If only disaster relief was as easy as tossing paper towels at people in need, the crisis in Puerto Rico would have been resolved the moment Trump tossed the first roll. It has been a daunting month since Hurricane Maria left Puerto Rico in shambles, and it doesn’t look like it’s getting any better. Millions of residents are still in need of clean water, only 22 percent of residents have electricity and aid isn’t reaching the island’s rural municipalities, which were hardest hit by the storm.
It comes as no surprise, then, that the Trump administration has received major backlash from critics for its failure to assist the people of Puerto Rico in the same way the administration has helped Houston and Florida after major hurricanes hit. But week after week, rather than try to prove his critics wrong through action, the president continues to dismiss the crisis, claiming it’s not a “real catastrophe,” shifting the blame on the island’s failed infrastructure, telling the people of Puerto Rico—most of who have lost everything—that federal aid will not stay in the island “forever”—an precedented willingness to abandon U.S. citizens.
But through all of this, Trump remains of the idea that out of a score of 1 to 10, his administration deserves a ten.
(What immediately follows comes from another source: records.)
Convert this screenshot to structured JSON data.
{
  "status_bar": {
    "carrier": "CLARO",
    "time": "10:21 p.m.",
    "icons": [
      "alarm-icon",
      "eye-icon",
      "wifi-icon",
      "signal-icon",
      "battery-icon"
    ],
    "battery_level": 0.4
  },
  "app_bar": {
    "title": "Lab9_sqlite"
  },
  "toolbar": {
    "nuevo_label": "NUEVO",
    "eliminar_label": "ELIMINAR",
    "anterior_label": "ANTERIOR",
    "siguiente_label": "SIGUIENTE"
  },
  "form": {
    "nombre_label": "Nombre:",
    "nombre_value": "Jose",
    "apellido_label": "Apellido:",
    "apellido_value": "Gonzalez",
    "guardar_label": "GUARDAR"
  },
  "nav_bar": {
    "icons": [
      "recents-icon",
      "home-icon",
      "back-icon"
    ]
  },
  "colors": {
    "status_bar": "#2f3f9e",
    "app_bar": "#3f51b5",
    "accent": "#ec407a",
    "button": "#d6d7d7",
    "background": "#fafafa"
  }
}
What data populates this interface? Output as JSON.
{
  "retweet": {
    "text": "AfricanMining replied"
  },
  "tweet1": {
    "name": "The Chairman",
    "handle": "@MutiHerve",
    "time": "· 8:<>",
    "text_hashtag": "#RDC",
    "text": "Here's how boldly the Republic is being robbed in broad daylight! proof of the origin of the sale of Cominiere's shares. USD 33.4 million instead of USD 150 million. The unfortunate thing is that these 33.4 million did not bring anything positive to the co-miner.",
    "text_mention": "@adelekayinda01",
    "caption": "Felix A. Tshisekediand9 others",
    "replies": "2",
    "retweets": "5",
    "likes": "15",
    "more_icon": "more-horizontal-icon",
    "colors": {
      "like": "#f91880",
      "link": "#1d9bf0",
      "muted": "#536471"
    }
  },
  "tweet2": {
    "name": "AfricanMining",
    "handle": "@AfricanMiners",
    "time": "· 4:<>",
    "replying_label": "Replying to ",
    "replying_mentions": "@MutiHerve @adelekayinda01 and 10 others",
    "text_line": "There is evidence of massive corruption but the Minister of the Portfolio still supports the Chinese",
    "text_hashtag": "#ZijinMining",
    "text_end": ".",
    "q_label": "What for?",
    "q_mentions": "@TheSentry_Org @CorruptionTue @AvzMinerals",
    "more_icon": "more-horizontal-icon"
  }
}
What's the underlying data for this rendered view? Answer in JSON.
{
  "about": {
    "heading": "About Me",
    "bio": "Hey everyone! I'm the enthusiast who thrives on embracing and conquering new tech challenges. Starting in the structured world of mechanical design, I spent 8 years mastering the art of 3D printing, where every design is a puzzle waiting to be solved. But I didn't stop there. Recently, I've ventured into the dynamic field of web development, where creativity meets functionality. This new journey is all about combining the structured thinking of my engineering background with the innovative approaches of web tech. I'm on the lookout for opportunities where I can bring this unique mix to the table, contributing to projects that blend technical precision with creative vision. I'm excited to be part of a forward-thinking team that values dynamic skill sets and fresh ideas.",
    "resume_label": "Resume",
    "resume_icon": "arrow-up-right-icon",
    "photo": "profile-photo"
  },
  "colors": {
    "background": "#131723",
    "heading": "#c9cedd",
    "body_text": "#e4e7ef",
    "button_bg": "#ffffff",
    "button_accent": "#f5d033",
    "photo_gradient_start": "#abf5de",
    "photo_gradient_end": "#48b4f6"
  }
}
Why? Because “[the White House] has provided so much so fast.” But just like the people of Puerto Rico, we are left wondering what exactly he’s done to merit that score.